Noun phrases are phrases that function grammatically as nouns within sentences. In addition, nouns serve as "heads," or main words of noun phrases. Examples (the heads are in boldface):
  • "The burnt-out ends of smoky days."
  • "The real raw-knuckle boys who know what fighting means, ..."
  • "The idle spear and shield ..."
The head can have modifiers, a complement, or both. Modifiers can occur before the head ("The real raw-knuckle boys ...," or "The burnt-out ends ..." and they are then called pre-modifiers; or, they can occur after the head ("who know what fighting means ...") and are called post-modifiers. Example: "The rough, seamy-faced, raw-boned College Servitor ..." The pre-modifying phrase, for example, is composed of determiners ("The"), adjectives ("rough," "seamy-faced," ...) and other nouns ("College").
Complements occur after the head as well; however, they are essential for completing the meaning of the noun phrase in a way that post-modifiers are not. Examples (complements are italicized; heads are in boldface):
  • "The burnt-out ends of smoky days."
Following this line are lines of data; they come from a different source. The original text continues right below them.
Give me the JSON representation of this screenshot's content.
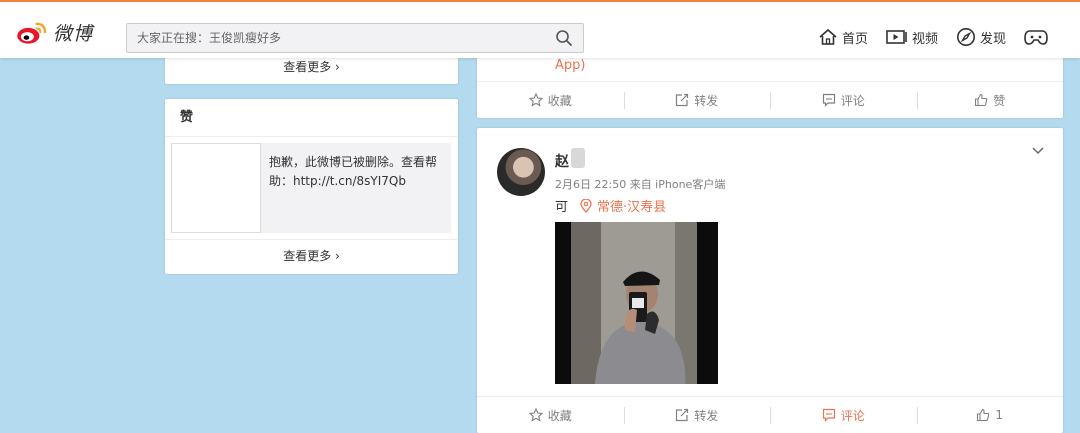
{
  "header": {
    "logo_text": "微博",
    "search_placeholder": "大家正在搜：王俊凯瘦好多",
    "nav": [
      {
        "label": "首页",
        "icon": "home-icon"
      },
      {
        "label": "视频",
        "icon": "video-icon"
      },
      {
        "label": "发现",
        "icon": "compass-icon"
      }
    ]
  },
  "left": {
    "top_more": "查看更多 ›",
    "likes_title": "赞",
    "likes_message": "抱歉，此微博已被删除。查看帮助：http://t.cn/8sYI7Qb",
    "likes_more": "查看更多 ›"
  },
  "feed_top": {
    "app_text": "App)",
    "actions": [
      "收藏",
      "转发",
      "评论",
      "赞"
    ]
  },
  "post": {
    "username": "赵",
    "meta": "2月6日 22:50 来自 iPhone客户端",
    "text": "可",
    "location": "常德·汉寿县",
    "actions": [
      "收藏",
      "转发",
      "评论",
      "1"
    ]
  },
  "colors": {
    "accent": "#eb7350",
    "bg": "#b3daee",
    "brand_top": "#fa7d3c"
  }
}
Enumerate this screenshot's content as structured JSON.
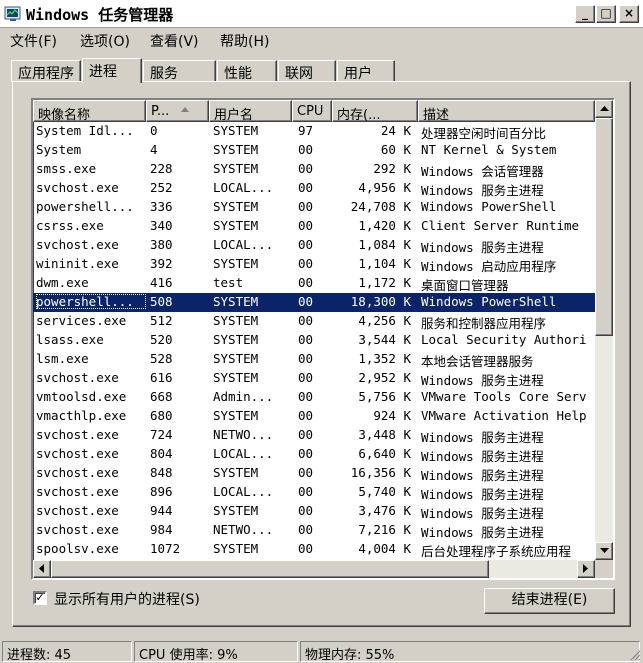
{
  "window": {
    "title": "Windows 任务管理器",
    "minimize_glyph": "_",
    "maximize_glyph": "□",
    "close_glyph": "×"
  },
  "menu": [
    "文件(F)",
    "选项(O)",
    "查看(V)",
    "帮助(H)"
  ],
  "tabs": [
    {
      "label": "应用程序",
      "active": false
    },
    {
      "label": "进程",
      "active": true
    },
    {
      "label": "服务",
      "active": false
    },
    {
      "label": "性能",
      "active": false
    },
    {
      "label": "联网",
      "active": false
    },
    {
      "label": "用户",
      "active": false
    }
  ],
  "table": {
    "columns": [
      "映像名称",
      "P...",
      "用户名",
      "CPU",
      "内存(...",
      "描述"
    ],
    "sort_column": 1,
    "rows": [
      [
        "System Idl...",
        "0",
        "SYSTEM",
        "97",
        "24 K",
        "处理器空闲时间百分比"
      ],
      [
        "System",
        "4",
        "SYSTEM",
        "00",
        "60 K",
        "NT Kernel & System"
      ],
      [
        "smss.exe",
        "228",
        "SYSTEM",
        "00",
        "292 K",
        "Windows 会话管理器"
      ],
      [
        "svchost.exe",
        "252",
        "LOCAL...",
        "00",
        "4,956 K",
        "Windows 服务主进程"
      ],
      [
        "powershell...",
        "336",
        "SYSTEM",
        "00",
        "24,708 K",
        "Windows PowerShell"
      ],
      [
        "csrss.exe",
        "340",
        "SYSTEM",
        "00",
        "1,420 K",
        "Client Server Runtime"
      ],
      [
        "svchost.exe",
        "380",
        "LOCAL...",
        "00",
        "1,084 K",
        "Windows 服务主进程"
      ],
      [
        "wininit.exe",
        "392",
        "SYSTEM",
        "00",
        "1,104 K",
        "Windows 启动应用程序"
      ],
      [
        "dwm.exe",
        "416",
        "test",
        "00",
        "1,172 K",
        "桌面窗口管理器"
      ],
      [
        "powershell...",
        "508",
        "SYSTEM",
        "00",
        "18,300 K",
        "Windows PowerShell"
      ],
      [
        "services.exe",
        "512",
        "SYSTEM",
        "00",
        "4,256 K",
        "服务和控制器应用程序"
      ],
      [
        "lsass.exe",
        "520",
        "SYSTEM",
        "00",
        "3,544 K",
        "Local Security Authori"
      ],
      [
        "lsm.exe",
        "528",
        "SYSTEM",
        "00",
        "1,352 K",
        "本地会话管理器服务"
      ],
      [
        "svchost.exe",
        "616",
        "SYSTEM",
        "00",
        "2,952 K",
        "Windows 服务主进程"
      ],
      [
        "vmtoolsd.exe",
        "668",
        "Admin...",
        "00",
        "5,756 K",
        "VMware Tools Core Serv"
      ],
      [
        "vmacthlp.exe",
        "680",
        "SYSTEM",
        "00",
        "924 K",
        "VMware Activation Help"
      ],
      [
        "svchost.exe",
        "724",
        "NETWO...",
        "00",
        "3,448 K",
        "Windows 服务主进程"
      ],
      [
        "svchost.exe",
        "804",
        "LOCAL...",
        "00",
        "6,640 K",
        "Windows 服务主进程"
      ],
      [
        "svchost.exe",
        "848",
        "SYSTEM",
        "00",
        "16,356 K",
        "Windows 服务主进程"
      ],
      [
        "svchost.exe",
        "896",
        "LOCAL...",
        "00",
        "5,740 K",
        "Windows 服务主进程"
      ],
      [
        "svchost.exe",
        "944",
        "SYSTEM",
        "00",
        "3,476 K",
        "Windows 服务主进程"
      ],
      [
        "svchost.exe",
        "984",
        "NETWO...",
        "00",
        "7,216 K",
        "Windows 服务主进程"
      ],
      [
        "spoolsv.exe",
        "1072",
        "SYSTEM",
        "00",
        "4,004 K",
        "后台处理程序子系统应用程"
      ]
    ],
    "selected_row": 9
  },
  "show_all_users": {
    "label": "显示所有用户的进程(S)",
    "checked": true,
    "check_glyph": "✓"
  },
  "end_process_button": "结束进程(E)",
  "status": {
    "processes": "进程数: 45",
    "cpu": "CPU 使用率: 9%",
    "memory": "物理内存: 55%"
  },
  "colors": {
    "selection": "#0a246a",
    "face": "#d4d0c8"
  }
}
  • "The suggestion that Mr. Touchett should invite me appeared to have come from Miss Stackpole."
  • "The ancient pulse of germ and birth was shrunken hard and dry."
Within a sentence, a noun phrase can be a part of the grammatical subject, the object, or the complement. Examples (the noun phrase is italicized, and the head boldfaced):
  • grammatical subject: "Some mute inglorious Milton here may rest."
  • object: "Dr. Pavlov ... delivered many long propagandaharangues ..."
  • complement: "'All they see is some frumpy, wrinkled-up person passing by in a carriage waving at a crowd."